My next stop was the Tibet House; a small museum and library dedicated to preserving Tibetan culture and history. At the Tibet House I met an American woman who was also visiting, but waiting for the rest of her tour to show up; I went inside and looked at the unique artifacts (mostly Tibetan Buddhist statues and paintings, but also some weaponry and equestrian gear – sadly, no pictures were allowed inside to capture any of this). This really was a small museum and I think I was done seeing and reading everything in thirty minutes. I then exited the premises and walked along the road until I found another auto rickshaw driver that was willing to use the meter.

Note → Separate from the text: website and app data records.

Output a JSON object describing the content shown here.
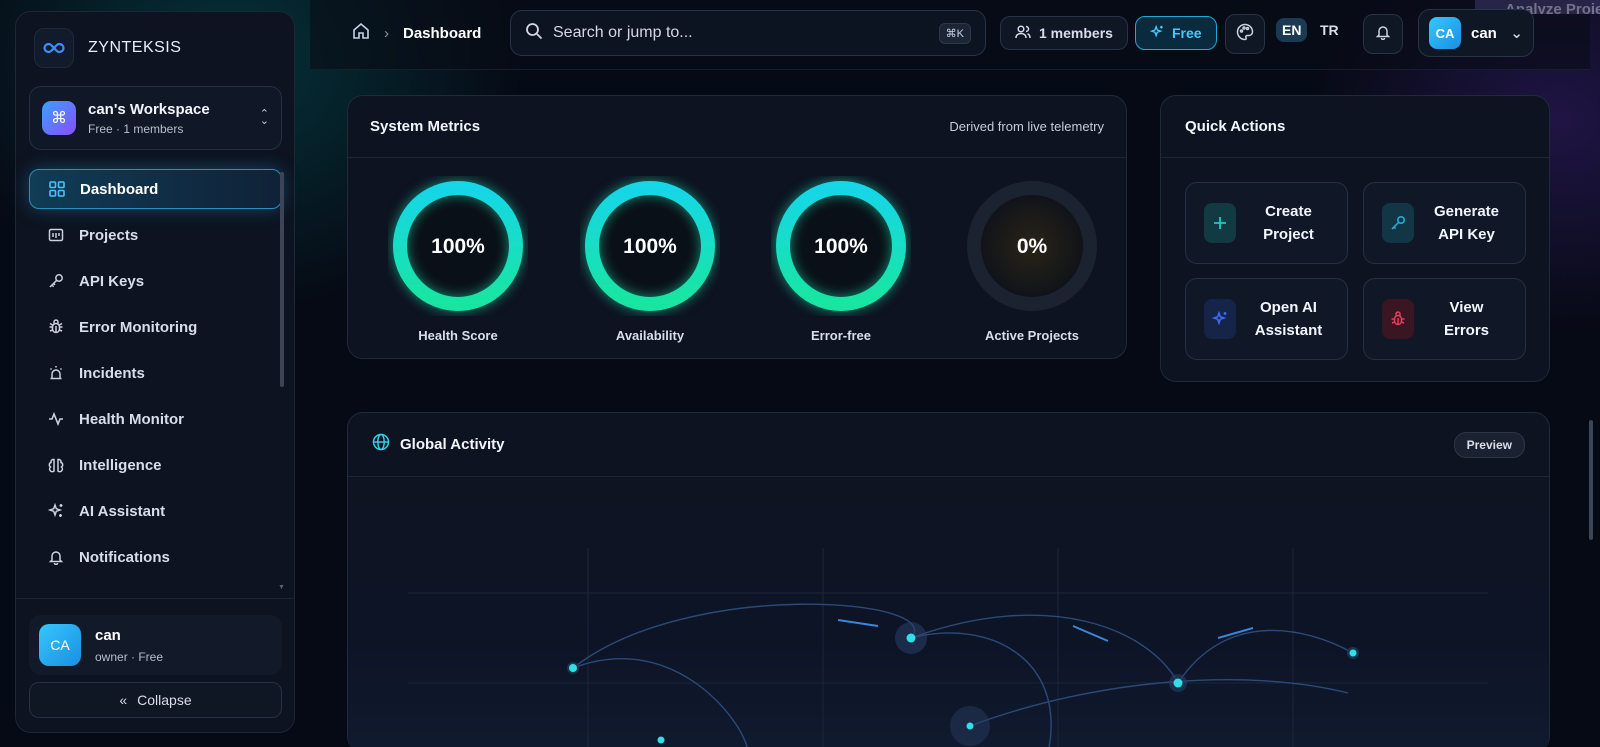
{
  "app": {
    "brand": "ZYNTEKSIS"
  },
  "workspace": {
    "name": "can's Workspace",
    "subtitle": "Free · 1 members"
  },
  "sidebar": {
    "items": [
      {
        "label": "Dashboard",
        "icon": "grid-icon",
        "active": true
      },
      {
        "label": "Projects",
        "icon": "folder-icon"
      },
      {
        "label": "API Keys",
        "icon": "key-icon"
      },
      {
        "label": "Error Monitoring",
        "icon": "bug-icon"
      },
      {
        "label": "Incidents",
        "icon": "siren-icon"
      },
      {
        "label": "Health Monitor",
        "icon": "pulse-icon"
      },
      {
        "label": "Intelligence",
        "icon": "brain-icon"
      },
      {
        "label": "AI Assistant",
        "icon": "sparkles-icon"
      },
      {
        "label": "Notifications",
        "icon": "bell-icon"
      }
    ],
    "user": {
      "initials": "CA",
      "name": "can",
      "subtitle": "owner · Free"
    },
    "collapse_label": "Collapse"
  },
  "header": {
    "breadcrumb_current": "Dashboard",
    "search_placeholder": "Search or jump to...",
    "search_shortcut": "⌘K",
    "members_label": "1 members",
    "plan_label": "Free",
    "lang_en": "EN",
    "lang_tr": "TR",
    "user_initials": "CA",
    "user_name": "can",
    "behind_label": "Analyze Project"
  },
  "metrics": {
    "title": "System Metrics",
    "subtitle": "Derived from live telemetry",
    "gauges": [
      {
        "label": "Health Score",
        "value": "100%",
        "fraction": 1.0
      },
      {
        "label": "Availability",
        "value": "100%",
        "fraction": 1.0
      },
      {
        "label": "Error-free",
        "value": "100%",
        "fraction": 1.0
      },
      {
        "label": "Active Projects",
        "value": "0%",
        "fraction": 0.0
      }
    ]
  },
  "quick_actions": {
    "title": "Quick Actions",
    "items": [
      {
        "label_line1": "Create",
        "label_line2": "Project",
        "icon": "plus-icon",
        "color": "#1ec8c8"
      },
      {
        "label_line1": "Generate",
        "label_line2": "API Key",
        "icon": "key-icon",
        "color": "#2aa8d8"
      },
      {
        "label_line1": "Open AI",
        "label_line2": "Assistant",
        "icon": "sparkles-icon",
        "color": "#3b6cf0"
      },
      {
        "label_line1": "View",
        "label_line2": "Errors",
        "icon": "bug-icon",
        "color": "#e0405a"
      }
    ]
  },
  "activity": {
    "title": "Global Activity",
    "badge": "Preview"
  },
  "colors": {
    "accent": "#2fd0e8",
    "gauge_green": "#18e6a0",
    "gauge_cyan": "#16d6e8"
  }
}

We drove east to Swaminarayan Akshardham, a grand and modern Hindu temple. Unfortunately, upon arriving at the temple, I discovered it was closed on Mondays (I didn’t think a temple could close, but I would eventually find out that this is no ordinary temple . . .); luckily, the nearby, smaller, and not quite as impressive temple, Shri Swaminarayan Satsang Mandir was nearby, thus ensuring the journey was not a complete waste. This temple had very impressive sculptures, reliefs, and carvings along its walls, columns, and ceiling. I walked around the temple and inside where life-size figurines stood to be worshiped. After visiting the temple, I then walked to the nearby Metro station, Akshardham Station, and took the train to the New Delhi Station. Once I arrived, I headed toward the hotel, passing by some fighting performances using weapons conducted by local Sikhs as part of a festival; I watched for a brief period before continuing on. I then grabbed dinner, a spicy chicken pizza, garlic bread, and a Sprite from Pizza Hut (love that Indian food) before finally returning to my hotel room to eat dinner and watch ‘The Watch’, which happened to be on the tele. After relaxing on the bed and watching television for a few hours, I went to sleep.